=== Source information ===

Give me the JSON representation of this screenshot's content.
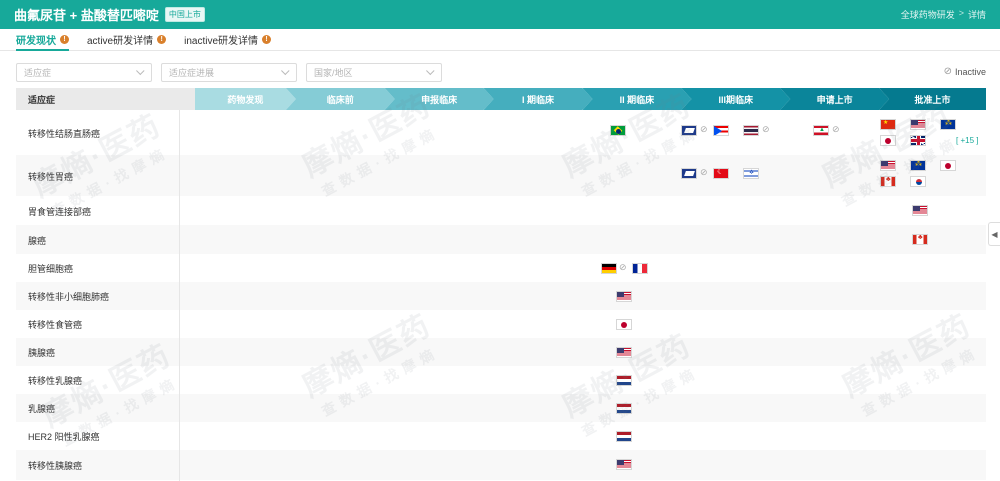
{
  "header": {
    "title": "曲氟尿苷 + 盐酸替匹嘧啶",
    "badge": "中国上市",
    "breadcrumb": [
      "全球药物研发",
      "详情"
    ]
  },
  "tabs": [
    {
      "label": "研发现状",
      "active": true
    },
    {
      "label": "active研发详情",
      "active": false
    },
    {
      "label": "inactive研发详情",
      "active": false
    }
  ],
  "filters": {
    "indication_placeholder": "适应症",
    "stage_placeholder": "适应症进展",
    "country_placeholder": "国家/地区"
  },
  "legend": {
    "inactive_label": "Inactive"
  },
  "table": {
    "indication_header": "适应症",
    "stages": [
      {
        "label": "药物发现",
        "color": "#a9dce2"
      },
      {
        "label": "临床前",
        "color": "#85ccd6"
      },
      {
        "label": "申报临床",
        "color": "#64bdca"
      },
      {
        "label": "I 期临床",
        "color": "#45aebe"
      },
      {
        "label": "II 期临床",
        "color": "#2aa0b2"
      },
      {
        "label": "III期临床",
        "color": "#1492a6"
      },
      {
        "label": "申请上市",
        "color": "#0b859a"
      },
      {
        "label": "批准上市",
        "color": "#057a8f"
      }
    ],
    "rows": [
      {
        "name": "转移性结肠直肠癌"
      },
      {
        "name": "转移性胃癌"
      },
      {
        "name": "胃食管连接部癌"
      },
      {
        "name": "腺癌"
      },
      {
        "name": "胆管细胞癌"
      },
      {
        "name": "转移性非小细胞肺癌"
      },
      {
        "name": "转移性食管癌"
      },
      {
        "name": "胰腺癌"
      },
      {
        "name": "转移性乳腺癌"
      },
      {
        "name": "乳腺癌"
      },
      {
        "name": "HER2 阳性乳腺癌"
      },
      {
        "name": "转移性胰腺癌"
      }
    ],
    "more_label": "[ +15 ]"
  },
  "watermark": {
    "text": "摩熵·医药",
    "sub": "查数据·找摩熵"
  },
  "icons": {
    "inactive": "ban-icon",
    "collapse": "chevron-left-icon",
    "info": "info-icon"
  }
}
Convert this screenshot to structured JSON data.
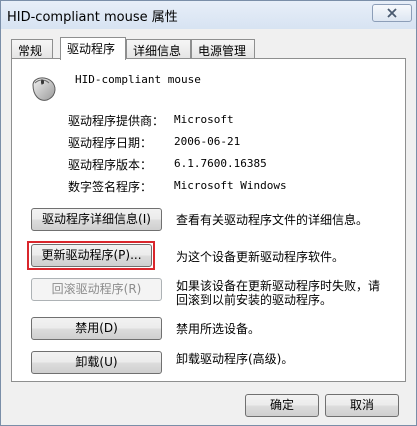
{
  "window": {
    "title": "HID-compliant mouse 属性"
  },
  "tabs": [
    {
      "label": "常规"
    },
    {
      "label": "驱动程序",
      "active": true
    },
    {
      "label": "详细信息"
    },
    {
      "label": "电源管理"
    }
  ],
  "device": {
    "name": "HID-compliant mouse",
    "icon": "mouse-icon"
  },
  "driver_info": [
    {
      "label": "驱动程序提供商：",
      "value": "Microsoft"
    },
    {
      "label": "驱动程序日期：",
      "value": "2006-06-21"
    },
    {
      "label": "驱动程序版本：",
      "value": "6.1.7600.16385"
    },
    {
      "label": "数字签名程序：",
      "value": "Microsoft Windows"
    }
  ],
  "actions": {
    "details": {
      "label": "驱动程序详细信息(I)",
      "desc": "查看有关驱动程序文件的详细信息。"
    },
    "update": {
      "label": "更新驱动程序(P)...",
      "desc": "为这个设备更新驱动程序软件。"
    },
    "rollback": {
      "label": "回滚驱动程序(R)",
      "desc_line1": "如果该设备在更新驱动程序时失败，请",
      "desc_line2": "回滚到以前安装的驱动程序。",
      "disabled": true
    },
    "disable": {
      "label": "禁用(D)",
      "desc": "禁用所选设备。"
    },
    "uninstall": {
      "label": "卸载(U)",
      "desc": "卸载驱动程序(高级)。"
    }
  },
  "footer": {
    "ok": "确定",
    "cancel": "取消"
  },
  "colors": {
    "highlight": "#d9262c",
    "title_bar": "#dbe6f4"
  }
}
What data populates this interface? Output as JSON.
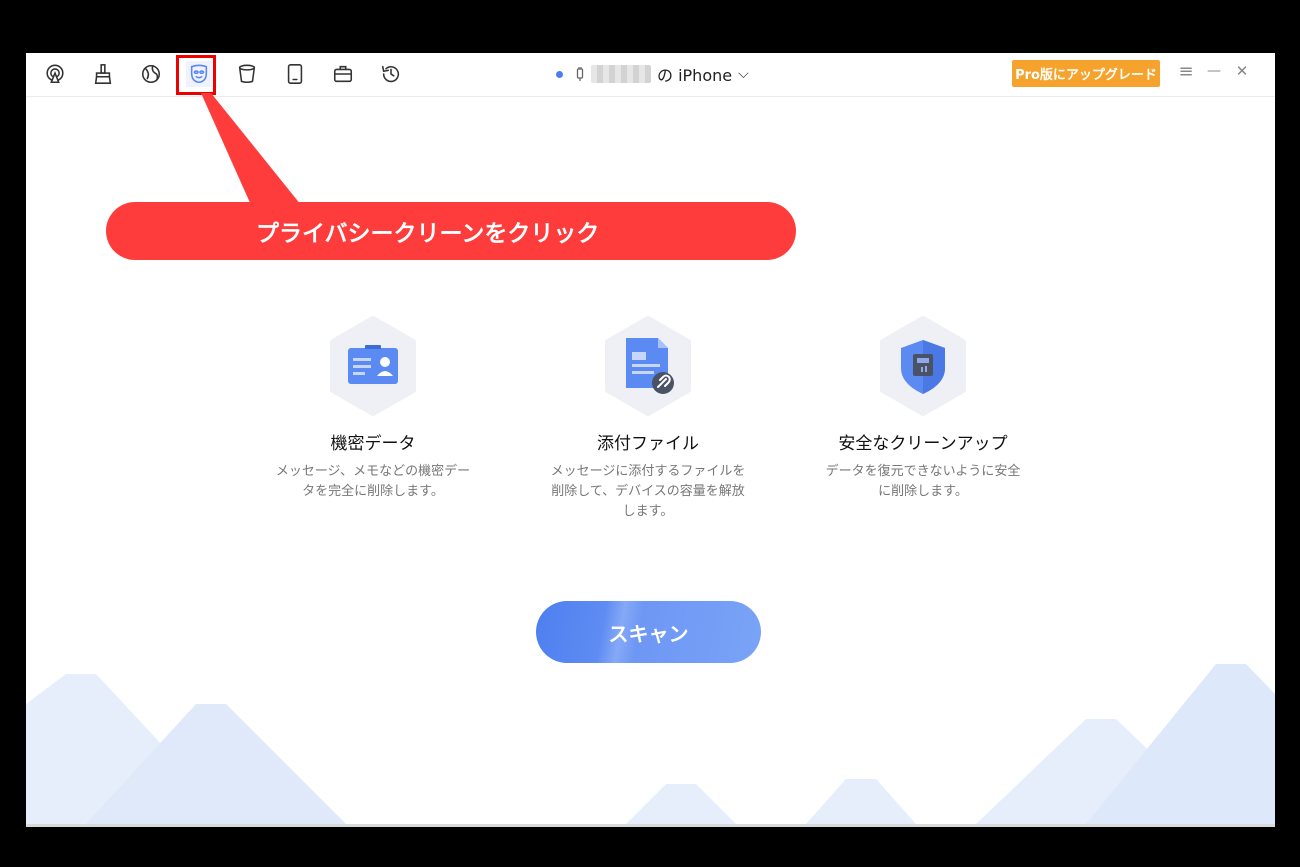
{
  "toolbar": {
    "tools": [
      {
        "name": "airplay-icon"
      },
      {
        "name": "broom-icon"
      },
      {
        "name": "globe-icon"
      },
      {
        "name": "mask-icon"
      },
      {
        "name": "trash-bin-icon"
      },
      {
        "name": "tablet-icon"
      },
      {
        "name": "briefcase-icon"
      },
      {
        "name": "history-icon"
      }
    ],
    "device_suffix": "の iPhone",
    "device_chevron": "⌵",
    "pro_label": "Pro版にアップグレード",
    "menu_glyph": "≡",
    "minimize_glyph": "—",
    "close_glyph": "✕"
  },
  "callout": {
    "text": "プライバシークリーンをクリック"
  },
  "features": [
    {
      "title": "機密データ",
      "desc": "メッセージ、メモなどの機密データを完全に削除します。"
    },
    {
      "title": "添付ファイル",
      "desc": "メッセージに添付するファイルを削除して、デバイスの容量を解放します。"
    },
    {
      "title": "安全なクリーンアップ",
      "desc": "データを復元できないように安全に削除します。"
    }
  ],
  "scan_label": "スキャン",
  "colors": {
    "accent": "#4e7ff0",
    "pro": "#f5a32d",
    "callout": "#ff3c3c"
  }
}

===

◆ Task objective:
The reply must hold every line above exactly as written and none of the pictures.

◆ Task output:
Give me the JSON representation of this screenshot's content.
{
  "header": {
    "title": "曲氟尿苷 + 盐酸替匹嘧啶",
    "badge": "中国上市",
    "breadcrumb": [
      "全球药物研发",
      "详情"
    ]
  },
  "tabs": [
    {
      "label": "研发现状",
      "active": true
    },
    {
      "label": "active研发详情",
      "active": false
    },
    {
      "label": "inactive研发详情",
      "active": false
    }
  ],
  "filters": {
    "indication_placeholder": "适应症",
    "stage_placeholder": "适应症进展",
    "country_placeholder": "国家/地区"
  },
  "legend": {
    "inactive_label": "Inactive"
  },
  "table": {
    "indication_header": "适应症",
    "stages": [
      {
        "label": "药物发现",
        "color": "#a9dce2"
      },
      {
        "label": "临床前",
        "color": "#85ccd6"
      },
      {
        "label": "申报临床",
        "color": "#64bdca"
      },
      {
        "label": "I 期临床",
        "color": "#45aebe"
      },
      {
        "label": "II 期临床",
        "color": "#2aa0b2"
      },
      {
        "label": "III期临床",
        "color": "#1492a6"
      },
      {
        "label": "申请上市",
        "color": "#0b859a"
      },
      {
        "label": "批准上市",
        "color": "#057a8f"
      }
    ],
    "rows": [
      {
        "name": "转移性结肠直肠癌"
      },
      {
        "name": "转移性胃癌"
      },
      {
        "name": "胃食管连接部癌"
      },
      {
        "name": "腺癌"
      },
      {
        "name": "胆管细胞癌"
      },
      {
        "name": "转移性非小细胞肺癌"
      },
      {
        "name": "转移性食管癌"
      },
      {
        "name": "胰腺癌"
      },
      {
        "name": "转移性乳腺癌"
      },
      {
        "name": "乳腺癌"
      },
      {
        "name": "HER2 阳性乳腺癌"
      },
      {
        "name": "转移性胰腺癌"
      }
    ],
    "more_label": "[ +15 ]"
  },
  "watermark": {
    "text": "摩熵·医药",
    "sub": "查数据·找摩熵"
  },
  "icons": {
    "inactive": "ban-icon",
    "collapse": "chevron-left-icon",
    "info": "info-icon"
  }
}
Convert this screenshot to structured JSON data.
{
  "window": {
    "title": "HID-compliant mouse 属性"
  },
  "tabs": [
    {
      "label": "常规"
    },
    {
      "label": "驱动程序",
      "active": true
    },
    {
      "label": "详细信息"
    },
    {
      "label": "电源管理"
    }
  ],
  "device": {
    "name": "HID-compliant mouse",
    "icon": "mouse-icon"
  },
  "driver_info": [
    {
      "label": "驱动程序提供商：",
      "value": "Microsoft"
    },
    {
      "label": "驱动程序日期：",
      "value": "2006-06-21"
    },
    {
      "label": "驱动程序版本：",
      "value": "6.1.7600.16385"
    },
    {
      "label": "数字签名程序：",
      "value": "Microsoft Windows"
    }
  ],
  "actions": {
    "details": {
      "label": "驱动程序详细信息(I)",
      "desc": "查看有关驱动程序文件的详细信息。"
    },
    "update": {
      "label": "更新驱动程序(P)...",
      "desc": "为这个设备更新驱动程序软件。"
    },
    "rollback": {
      "label": "回滚驱动程序(R)",
      "desc_line1": "如果该设备在更新驱动程序时失败，请",
      "desc_line2": "回滚到以前安装的驱动程序。",
      "disabled": true
    },
    "disable": {
      "label": "禁用(D)",
      "desc": "禁用所选设备。"
    },
    "uninstall": {
      "label": "卸载(U)",
      "desc": "卸载驱动程序(高级)。"
    }
  },
  "footer": {
    "ok": "确定",
    "cancel": "取消"
  },
  "colors": {
    "highlight": "#d9262c",
    "title_bar": "#dbe6f4"
  }
}
What data populates this interface? Output as JSON.
{
  "toolbar": {
    "tools": [
      {
        "name": "airplay-icon"
      },
      {
        "name": "broom-icon"
      },
      {
        "name": "globe-icon"
      },
      {
        "name": "mask-icon"
      },
      {
        "name": "trash-bin-icon"
      },
      {
        "name": "tablet-icon"
      },
      {
        "name": "briefcase-icon"
      },
      {
        "name": "history-icon"
      }
    ],
    "device_suffix": "の iPhone",
    "device_chevron": "⌵",
    "pro_label": "Pro版にアップグレード",
    "menu_glyph": "≡",
    "minimize_glyph": "—",
    "close_glyph": "✕"
  },
  "callout": {
    "text": "プライバシークリーンをクリック"
  },
  "features": [
    {
      "title": "機密データ",
      "desc": "メッセージ、メモなどの機密データを完全に削除します。"
    },
    {
      "title": "添付ファイル",
      "desc": "メッセージに添付するファイルを削除して、デバイスの容量を解放します。"
    },
    {
      "title": "安全なクリーンアップ",
      "desc": "データを復元できないように安全に削除します。"
    }
  ],
  "scan_label": "スキャン",
  "colors": {
    "accent": "#4e7ff0",
    "pro": "#f5a32d",
    "callout": "#ff3c3c"
  }
}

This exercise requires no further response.